(Excerpts from a dataset)
● ● ● ●
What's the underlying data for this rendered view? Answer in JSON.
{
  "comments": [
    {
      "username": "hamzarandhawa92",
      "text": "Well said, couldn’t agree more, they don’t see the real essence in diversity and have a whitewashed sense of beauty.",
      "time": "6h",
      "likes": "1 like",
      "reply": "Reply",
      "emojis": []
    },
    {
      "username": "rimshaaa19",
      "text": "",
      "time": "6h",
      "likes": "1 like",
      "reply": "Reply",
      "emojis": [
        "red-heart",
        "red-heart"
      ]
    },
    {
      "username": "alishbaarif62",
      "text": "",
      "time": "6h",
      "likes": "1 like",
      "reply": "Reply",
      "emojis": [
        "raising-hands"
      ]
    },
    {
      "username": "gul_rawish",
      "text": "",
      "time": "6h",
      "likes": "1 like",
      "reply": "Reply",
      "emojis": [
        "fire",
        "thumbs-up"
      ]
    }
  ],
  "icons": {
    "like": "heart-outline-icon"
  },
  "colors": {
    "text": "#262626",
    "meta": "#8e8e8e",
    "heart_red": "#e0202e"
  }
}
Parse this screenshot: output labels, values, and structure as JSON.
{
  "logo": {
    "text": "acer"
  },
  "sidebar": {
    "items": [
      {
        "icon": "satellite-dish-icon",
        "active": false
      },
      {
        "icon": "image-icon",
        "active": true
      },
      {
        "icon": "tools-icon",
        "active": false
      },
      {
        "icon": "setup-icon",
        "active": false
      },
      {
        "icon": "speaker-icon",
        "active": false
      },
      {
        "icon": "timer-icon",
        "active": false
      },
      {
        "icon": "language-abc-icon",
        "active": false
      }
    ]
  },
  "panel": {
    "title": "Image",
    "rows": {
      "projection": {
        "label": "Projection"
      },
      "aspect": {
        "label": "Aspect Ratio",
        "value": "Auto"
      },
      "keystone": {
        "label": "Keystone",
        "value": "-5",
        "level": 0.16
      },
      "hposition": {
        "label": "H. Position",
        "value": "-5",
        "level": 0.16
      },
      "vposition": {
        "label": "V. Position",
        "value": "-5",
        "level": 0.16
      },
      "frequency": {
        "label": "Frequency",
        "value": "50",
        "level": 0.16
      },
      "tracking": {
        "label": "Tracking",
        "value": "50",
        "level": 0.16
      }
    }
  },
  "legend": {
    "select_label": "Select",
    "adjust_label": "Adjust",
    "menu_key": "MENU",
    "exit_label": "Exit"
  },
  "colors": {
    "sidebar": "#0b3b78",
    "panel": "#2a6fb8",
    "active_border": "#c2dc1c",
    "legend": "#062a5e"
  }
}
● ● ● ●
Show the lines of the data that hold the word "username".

      "username": "hamzarandhawa92",
      "username": "rimshaaa19",
      "username": "alishbaarif62",
      "username": "gul_rawish",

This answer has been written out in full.